Risks of Respiratory Conditions Vary with Geographic Conditions

.

Risks of Respiratory Conditions Vary with Geographic Conditions

A study, which has recently appeared in the Annals of Allergy, Asthma, and Immunology, has claimed that geographic factors might have a major role to play when it comes to the development of diseases such as asthma and food allergy.

The Tasmanian Longitudinal Health Study was carried out by researchers at the University of Melbourne, Australia. Recruiting some 5,729 participants, the review found that atopic people living nearby the equator were at higher risks of having asthma.

While risk of hay fever was 28% higher, the risk for suffering from food allergy was high by 38% and the perils of dust allergy were high by 41% as compared to non-atopic individuals. High exposure to UV-B was also linked to increased risk of the conditions.

Those who were non-atopic but lived closer to the equator were at lesser risk of the conditions. The risks of development of skin sensitization to HDM (house dust mites) were also reduced in these people.

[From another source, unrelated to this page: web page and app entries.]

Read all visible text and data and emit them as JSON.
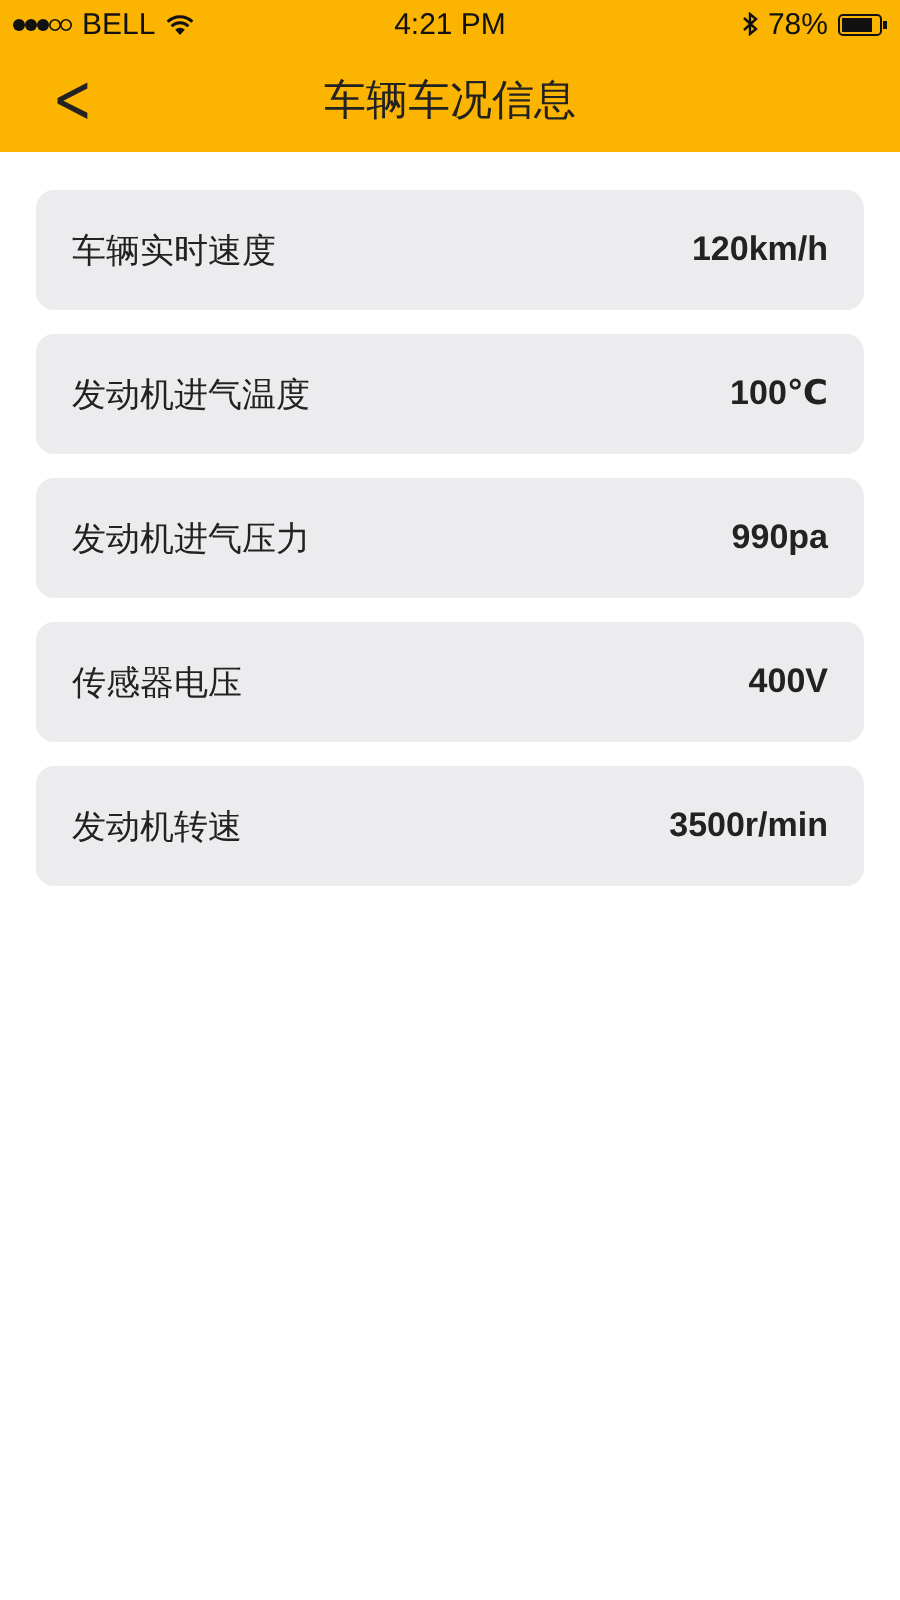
{
  "status_bar": {
    "carrier": "BELL",
    "time": "4:21 PM",
    "battery": "78%"
  },
  "header": {
    "back": "<",
    "title": "车辆车况信息"
  },
  "items": [
    {
      "label": "车辆实时速度",
      "value": "120km/h"
    },
    {
      "label": "发动机进气温度",
      "value": "100℃"
    },
    {
      "label": "发动机进气压力",
      "value": "990pa"
    },
    {
      "label": "传感器电压",
      "value": "400V"
    },
    {
      "label": "发动机转速",
      "value": "3500r/min"
    }
  ]
}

The study was population-based and focused at examining respiratory diseases that extend from childhood to adulthood.

"We found that latitude and UV-B exposure were associated with current asthma and that atopy modified those associations but asthma severity did not", said author Shyamali Dharmage.


Latest News

Heart transplanted from dead patients to living patients conducted successfully
Menino halts cancer treatment, seeks palliative care
Uber offers flu shots requested by a single tap on mobile
Deafened mice hear after treatment, makes people hopeful
Shares of Coca-Cola Drop as Sales Remain Sluggish
Target Makes an Effort to Win Over Shoppers with Free Shipping
Agreement between Amazon.com and Simon & Schuster to be Advantageous for Both th
Nadella gets a Pay Package Worth $84M from Microsoft; Announces Help in Ebola Re
Slowest Growth in China since the 2008/9 Global Crisis
New Models of iPhone Helps Apple to Achieve a Record Profit
Reheating pasta makes it healthier
Google Glass’ first addict